James E Campbell . 1983. The Electoral Consequences of Issue Ambiguity: An Examination of the Presidential Candidates’ Issue Positions from 1968 to 1980. Political Behavior 5 (3):277291.

Lawrence Ezrow . 2005. Are Moderate Parties Rewarded in Multiparty Systems? A Pooled Analysis of Western European Elections, 1984–1998. European Journal of Political Research 44 (6):881898.

Matthew Gabel , and John Huber . 2000. Putting Parties in their Place: Inferring Party Left-Right Ideological Positions from Party Manifestos Data. American Journal of Political Science 44 (1):94103.

William Heller , and Carol Mershon . 2008. Dealing in Discipline: Party Switching and Legislative Voting in the Italian Chamber of Deputies, 1988–2000. American Journal of Political Science 52 (4):910925.

Daniel J. Hopkins , and Gary King . 2010. A Method of Automated Nonparametric Content Analysis for Social Science. American Journal of Political Science 54 (1):229247.

Michael Laver , and John Garry . 2000. Estimating Policy Positions from Political Texts. American Journal of Political Science 44 (3):619634.

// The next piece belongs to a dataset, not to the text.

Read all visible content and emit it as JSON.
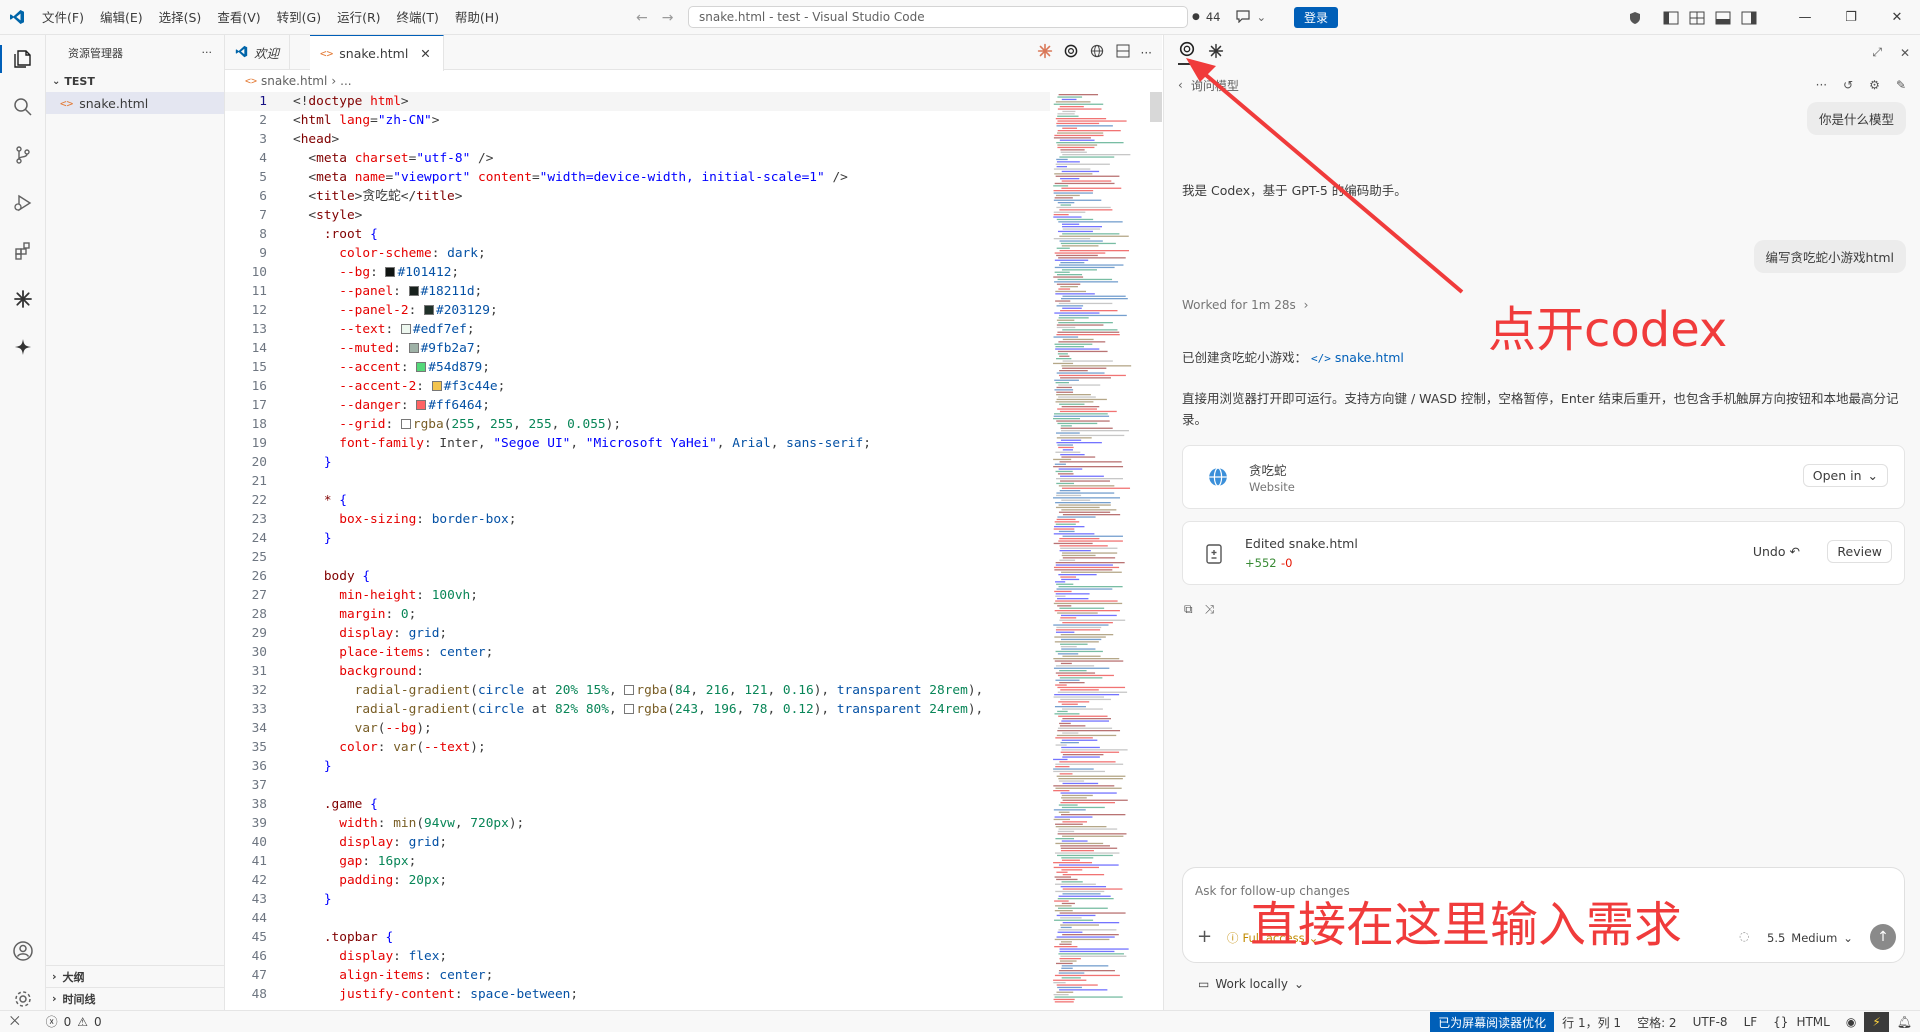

Michael Laver , and Kenneth A. Shepsle . 1996. Making and Breaking Governments: Cabinets and Legislatures in Parliamentary Democracies. Cambridge: Cambridge University Press.

Gary Marks , Liesbet Hooghe , Marco Steenbergen , and Ryan Bakker . 2007. Crossvalidating Data on Party Positioning on European Integration. Electoral Studies 26 (1):2338.

Lanny Martin , and Georg Vanberg . 2011. Parliaments and Coalitions: The Role of Legislative Institutions in Multiparty Governance. Oxford: Oxford University Press.

John Petrocik . 1996. Issue Ownership in Presidential Elections, with a 1980 Case Study. American Journal of Political Science 40 (3):825850.

Sven-Oliver Proksch , Jonathan Slapin , and Michael Thies . 2011. Party System Dynamics in Post-War Japan: A Quantitative Content Analysis of Electoral Pledges. Electoral Studies 30 (1):114124.

Jonathan B. Slapin , and Sven-Oliver Proksch . 2008. A Scaling Model for Estimating Time-Series Party Positions from Texts. American Journal of Political Science 52 (3):705722.

Arthur Spirling . 2011. US Treaty Making with American Indians: Institutional Change and Relative Power, 1784–1911. American Journal of Political Science 56 (1):8497.

Margit Tavits . 2009. The Making of Mavericks: Local Loyalties and Party Defection. Comparative Political Studies 42 (6):793815.

Recommend this journal

Email your librarian or administrator to recommend adding this journal to your organisation's collection.

British Journal of Political Science
  • ISSN: 0007-1234
  • EISSN: 1469-2112
  • URL: /core/journals/british-journal-of-political-science
Please enter your name
Please enter a valid email address
Who would you like to send this to? *
×
Type Description Title
PDF
Supplementary Materials

Lo Supplementary Material
Appendix

 PDF (618 KB)
618 KB

Metrics

Altmetric attention score

Full text views

Total number of HTML views: 6
Total number of PDF views: 146 *
Loading metrics...

Abstract views

Total abstract views: 373 *
Loading metrics...

* Views captured on Cambridge Core between September 2016 - 24th June 2017. This data will be updated every 24 hours.